The Jiva, as a thinker/doer/experiencer is tossed in the dualities of samsara – pain and pleasure, good and bad, right and wrong, ignorance and enlightenment. As a Jiva, he is always trying to “become”: become good, become better, become knowledgeable, become detached, become enlightened.
However, with the rise of Jnana, his perception shifts from duality to non-duality instantaneously. Knowing his essential nature to be Self, the Jiva becomes a Jnani freed from all notions of duality. This freedom and perfection is instantaneous with the rise of direct Knowledge. Freed from the notion of being a thinker/doer/experiencer, the Jnani is freed not only from all notions of becoming but also from all works, including the notion of good works and bad works.
Thereafter, there is nothing left for the Jnani to attain or lose, in any way, no matter what acts are seen to be performed by him. While others may judge his acts in terms of duality – such as good and bad, he knows that he does nothing and that all acts are Self. The body of the Jnani carries on till his prarabdha karma exhausts and it finally drops. Then he attains videha-mukti.
This is a true account of the rise of Jnana and the status of a Jnani. But many people find themselves in disagreement with many facts stated in this account.
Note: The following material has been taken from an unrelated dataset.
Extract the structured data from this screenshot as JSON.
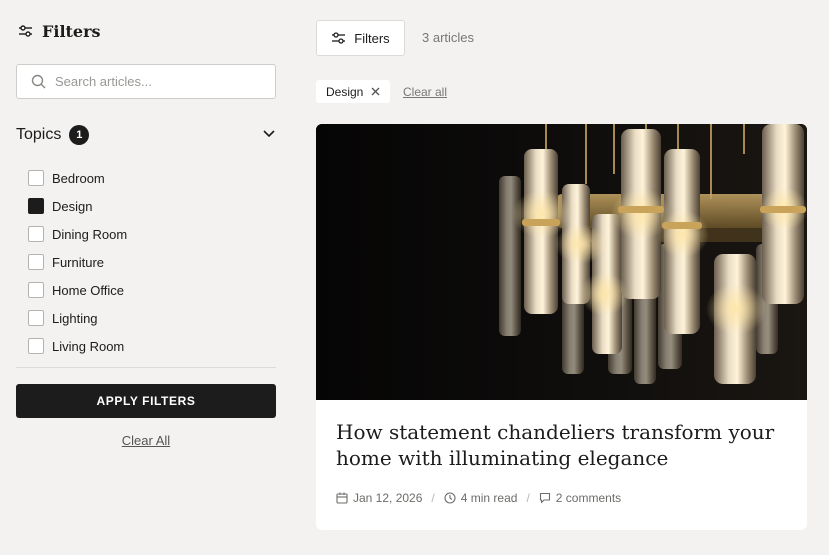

To dispel their doubts I am writing this article, quoting passages from Chapter 4 – Results of Knowledge (Jnana Phala), Brahma Sutra Bhashya of Shankaracharya (Translation by Swami Gambhirananda), addressing all erroneous notions.